Cutting Vehicle Pollution Is Key to Curbing Climate Change

Cutting Vehicle Pollution Is Key to Curbing Climate Change

Part II

Part 2 on the Sept. 30 Climate Action Conference, organized by Supervisor James Walkinshaw. Part 1 was published in the Oct. 12 issue. 

    Driving less and driving lower-polluting vehicles are keys to reducing the greenhouse gases that are warming the planet and Fairfax County, attendees learned at the Sept. 30 Climate Action Conference, organized by Braddock Supervisor James Walkinshaw. 

But cutting these emissions will be uphill. Fairfax County and most suburbs were designed to be car-centric, from commuting to grocery shopping to driving kids to school.

Transportation emissions are 42 percent of all carbon emissions in the county, according to the Community-wide Energy and Climate Action Plan (CECAP). The Metropolitan Washington Council of Governments’ inventory puts transportation’s share of Fairfax County’s greenhouse gas emissions at 43 percent. 

Another sobering fact: “Personal vehicles are the country’s largest source of transportation-related greenhouse gas emissions,” reports the American Council for an Energy-Efficient Economy.

Fairfax County’s Goals

Fairfax County has set two long-term goals. The first is to achieve energy carbon neutrality in local government operations, like buildings and vehicles, by 2040. The county’s operations are only three to five percent of overall greenhouse gas emissions, noted Andrea McGimsey with the Faith Alliance for Climate Solutions (FACS). 

The second is the community-wide goal of carbon neutrality from all sources by 2050, with at least an 87 percent reduction in total greenhouse gas emissions compared with 2005 levels.

Katy Daley with the county’s Office of Environmental and Energy Coordination said that reaching the 2050, community-wide, carbon neutral goal will require increasing non-motorized transportation by 2030.

Board of Supervisors Chairman Jeff McKay called climate change a “crisis situation” and urged everyone to “be the messenger.” 

“We need the community talking to the community,” he said, “not the government talking to the community.” 

A Multi-faceted Problem

Speakers explored topics like energy audits, home energy efficiency, solar power and clean energy tax incentives.

Fairfax County’s community climate action plan seeks “to reduce emissions from private vehicles, as well as traffic congestion, by expanding public and private mobility options that can decrease private vehicle use,” it says. “The strategy relies on significant improvements in biking, walking and transit infrastructure that makes a non-car dependent lifestyle a viable, convenient and safe alternative to driving.

Walkinshaw highlighted the county’s first all-electric trash truck which produces zero emissions and eliminates fuel costs.

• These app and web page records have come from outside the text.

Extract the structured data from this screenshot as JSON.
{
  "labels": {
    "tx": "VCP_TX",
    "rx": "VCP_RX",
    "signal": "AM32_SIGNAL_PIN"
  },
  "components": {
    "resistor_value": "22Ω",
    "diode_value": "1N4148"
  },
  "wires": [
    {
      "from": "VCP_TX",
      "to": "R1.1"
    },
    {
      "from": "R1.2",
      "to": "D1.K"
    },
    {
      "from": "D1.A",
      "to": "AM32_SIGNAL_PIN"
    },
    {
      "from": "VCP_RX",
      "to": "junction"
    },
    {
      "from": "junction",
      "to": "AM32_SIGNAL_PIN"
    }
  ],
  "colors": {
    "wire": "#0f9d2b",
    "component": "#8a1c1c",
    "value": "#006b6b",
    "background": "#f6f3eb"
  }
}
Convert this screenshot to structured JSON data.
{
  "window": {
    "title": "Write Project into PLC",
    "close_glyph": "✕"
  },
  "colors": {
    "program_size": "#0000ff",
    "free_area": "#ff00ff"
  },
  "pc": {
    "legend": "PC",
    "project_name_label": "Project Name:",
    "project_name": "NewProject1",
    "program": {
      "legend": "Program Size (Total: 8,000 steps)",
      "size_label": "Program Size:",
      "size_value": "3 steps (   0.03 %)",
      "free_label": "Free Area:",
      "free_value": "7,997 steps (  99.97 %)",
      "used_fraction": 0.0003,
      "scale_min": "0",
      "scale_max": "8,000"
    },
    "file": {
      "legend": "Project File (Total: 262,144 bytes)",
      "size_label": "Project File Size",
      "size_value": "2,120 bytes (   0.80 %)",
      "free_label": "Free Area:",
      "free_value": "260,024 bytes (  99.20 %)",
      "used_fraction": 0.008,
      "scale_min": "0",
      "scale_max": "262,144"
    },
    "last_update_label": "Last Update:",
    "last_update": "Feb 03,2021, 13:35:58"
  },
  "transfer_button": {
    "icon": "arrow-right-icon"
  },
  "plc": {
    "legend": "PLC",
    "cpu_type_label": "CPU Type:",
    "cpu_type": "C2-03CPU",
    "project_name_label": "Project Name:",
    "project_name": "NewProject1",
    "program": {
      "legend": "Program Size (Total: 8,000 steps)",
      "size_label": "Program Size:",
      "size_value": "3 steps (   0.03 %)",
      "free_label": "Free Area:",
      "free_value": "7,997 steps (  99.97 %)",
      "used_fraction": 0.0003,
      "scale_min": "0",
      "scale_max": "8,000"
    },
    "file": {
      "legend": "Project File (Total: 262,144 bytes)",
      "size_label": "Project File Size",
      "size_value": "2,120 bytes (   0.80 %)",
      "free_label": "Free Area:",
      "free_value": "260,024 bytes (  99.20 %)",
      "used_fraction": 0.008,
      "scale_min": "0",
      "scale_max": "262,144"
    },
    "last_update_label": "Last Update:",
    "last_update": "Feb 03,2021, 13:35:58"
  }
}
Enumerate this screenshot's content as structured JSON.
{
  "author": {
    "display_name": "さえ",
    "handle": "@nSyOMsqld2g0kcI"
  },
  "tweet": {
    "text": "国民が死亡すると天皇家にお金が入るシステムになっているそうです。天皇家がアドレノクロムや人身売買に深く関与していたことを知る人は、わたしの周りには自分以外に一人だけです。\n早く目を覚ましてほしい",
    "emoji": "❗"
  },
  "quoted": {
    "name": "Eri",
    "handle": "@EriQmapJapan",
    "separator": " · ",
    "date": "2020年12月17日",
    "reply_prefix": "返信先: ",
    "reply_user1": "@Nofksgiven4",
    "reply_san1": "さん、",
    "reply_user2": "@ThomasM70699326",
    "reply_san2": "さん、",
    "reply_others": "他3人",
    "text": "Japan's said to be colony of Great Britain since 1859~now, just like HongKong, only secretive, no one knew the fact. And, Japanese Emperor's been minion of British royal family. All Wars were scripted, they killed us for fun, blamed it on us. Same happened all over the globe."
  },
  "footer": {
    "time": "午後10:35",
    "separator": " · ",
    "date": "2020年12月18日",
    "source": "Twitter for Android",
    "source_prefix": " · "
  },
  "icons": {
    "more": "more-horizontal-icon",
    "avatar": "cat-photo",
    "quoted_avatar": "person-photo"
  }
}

The county is piloting eight battery-electric Fairfax Connector buses. Congressman Gerry Connolly, a former Board of Supervisors member and chair, touted bicycle trails that he expanded. He voted for major bills in the House of Representatives to incentivize less-polluting energy, he said. 

Public transit can reduce emissions by 45 percent compared to cars, Kate Mattice, the Northern Virginia Transportation Commission’s Executive Director, offered, but most public transit options are organized for commuting. 

Electric vehicle (EV) advocates argue that EVs pollute less than traditional gas-powered, internal combustion engines. “All-electric vehicles produce zero tailpipe emissions and PHEVs (plug-in hybrid electric vehicles) produce no tailpipe emissions when operating in all-electric mode,” according to the U.S. Department of Energy’s website.

Fairfax County has nearly 200 publicly available EV charging stations, according to County flyers. Jeffrey Jacobs with the Electric Vehicle Association of Greater Washington recommended “Charge Up Fairfax,” which helps homeowner and condominium associations access EV charging. His organization’s materials show electric car costs ranging from $26,500 to $200,000 and the average U.S. gasoline car at $48,000.

Kevin Romance, Fairfax Alliance for Better Bicycling, said that biking does not just have to be a “singular exercise of going to Metro.” His volunteer organization supported the Board of Supervisors’ adoption of a bicycle master plan.

McGimsey maintained, “The faith community can have an outsized influence.” FACS promotes EV charging for churches, synagogues and mosques and urges faith communities to advocate for walking, bicycling and public transit systems. She views climate change as a “moral challenge” and urged people to persuade elected officials to enact stronger policies. 

Reducing greenhouse gases from vehicles is challenging. Fairfax County is a “very car-dependent county,” Daley offered.


Transit options,

Tax credits,

Clean energy,